What is it about the power of the written word or creating visual pictures?

In a similar way to the power of talking to a trusted friend, or indeed in a Coaching/Mentoring/therapeutic context, writing something down, and/or drawing it crystallises the “jumble” of our thoughts, and clears the mind of at least some of the weeds of extraneous information.

The brain’s two sides, left and right, have two different functions. On the right we have the creative, playful side and on the left there is the organised, analytical side of our personalities. In all that we do, we need to know how and when to use both sides in order to enhance and expand upon ideas and themes.

There is established research that the power of taking thoughts and reactions out of the mind onto paper, both helps the ability to reflect on options and next steps, but also increases the chances of follow through to action. It’s well established in the business world through meeting notes, appraisal paperwork, business plans etc. They do however sometimes lack the creativity that individuals can bring to their own personal practice of writing as a reflective tool. You also have the advantage of being able to read things back through and reflect on what has and hasn’t changed over time.

A personal perspective

I tend to update my journal about once a week; would like to do it more regularly, but never seem to find the time! (work in progress). I bought a beautiful writing book from a local bookshop with a cover called “Sun and Moonlight” by Leonardo Da Vinci, based on his scientific observations on the light of the moon relative to the radiance of the sun. It gives me pleasure just to look at the cover even if I don’t end up writing anything!

Another approach I have started using as well as writing a journal is writing poetry. I am not great shakes at it, but love the economy of words that poetry offers; the opportunity to spell out in a few well chosen lines something unutterably authentic about the human experience. The poems I wrote about my Dads death in 2010 came deep from the soul, and were all written when I work up in the morning; straight down to the computer and out they came. The particular aspect of them is the rawness of the feeling, but also the dynamic of change in the feelings over time.

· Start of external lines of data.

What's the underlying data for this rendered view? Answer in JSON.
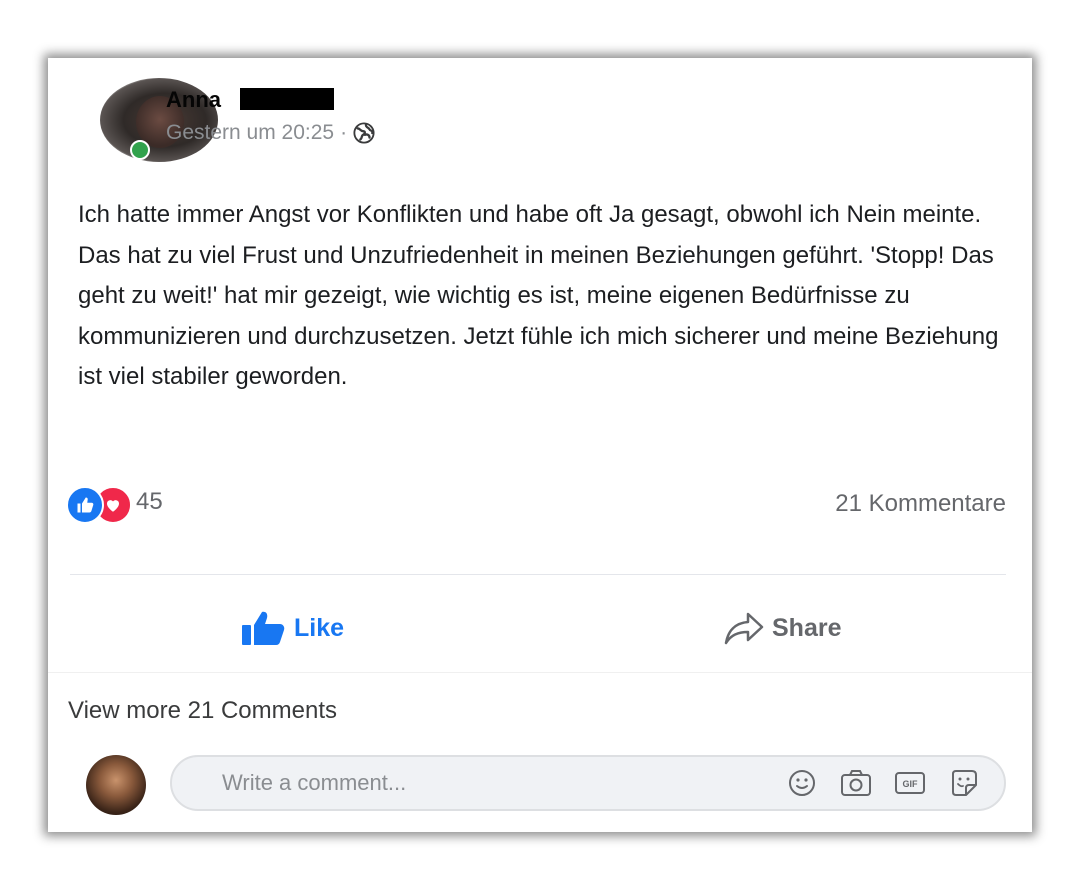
{
  "post": {
    "author_name": "Anna",
    "timestamp": "Gestern um 20:25",
    "separator": "·",
    "privacy_icon": "globe-icon",
    "text": "Ich hatte immer Angst vor Konflikten und habe oft Ja gesagt, obwohl ich Nein meinte. Das hat zu viel Frust und Unzufriedenheit in meinen Beziehungen geführt. 'Stopp! Das geht zu weit!' hat mir gezeigt, wie wichtig es ist, meine eigenen Bedürfnisse zu kommunizieren und durchzusetzen. Jetzt fühle ich mich sicherer und meine Beziehung ist viel stabiler geworden."
  },
  "reactions": {
    "icons": [
      "like-icon",
      "love-icon"
    ],
    "count": "45",
    "comments_label": "21 Kommentare"
  },
  "actions": {
    "like_label": "Like",
    "share_label": "Share"
  },
  "comments": {
    "view_more_label": "View more 21 Comments",
    "input_placeholder": "Write a comment...",
    "tools": [
      "emoji-icon",
      "camera-icon",
      "gif-icon",
      "sticker-icon"
    ]
  },
  "colors": {
    "brand_blue": "#1877f2",
    "love_red": "#f0284a",
    "online_green": "#31a24c",
    "muted_text": "#65676b"
  }
}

The first one I wrote was a couple of weeks after my Dads death, and tells the story of him as a person through the journey of his life and development, called “Images through the ages”, the second “Mist on North Barrule” written shortly after the funeral capturing the numbness that sets in the early days as a coping mechanism along with the human pageant of saying goodbye, and a “A Far away Shore” written about a month after my Dad went, looking at how we deal with going back into the reality of our respective worlds. There are more to come, but I’m waiting for those wake up moments to happen, when I know it will be “right to write”.

Putting it into practice

A few thoughts about the practicalities of writing as a means of reflection:

  • Aim to write in your journal regularly, even if individual entries are sometimes short; allow yourself the luxury of time out to do this; maybe the maxim “little and often”
  • It might be worth focussing on a specific event or issue for an individual entry – think about how you could address or resolve the issue, or what you’d like to improve
  • Use questions or prompts to help you focus on the task
  • Use techniques along with writing if it works for you such as mind mapping, diagrams, sketches or cartoons. Use colour to make these more engaging and memorable
  • Review the entries that you’ve written to see if you can find key themes and recognise what longer-term action you might need to take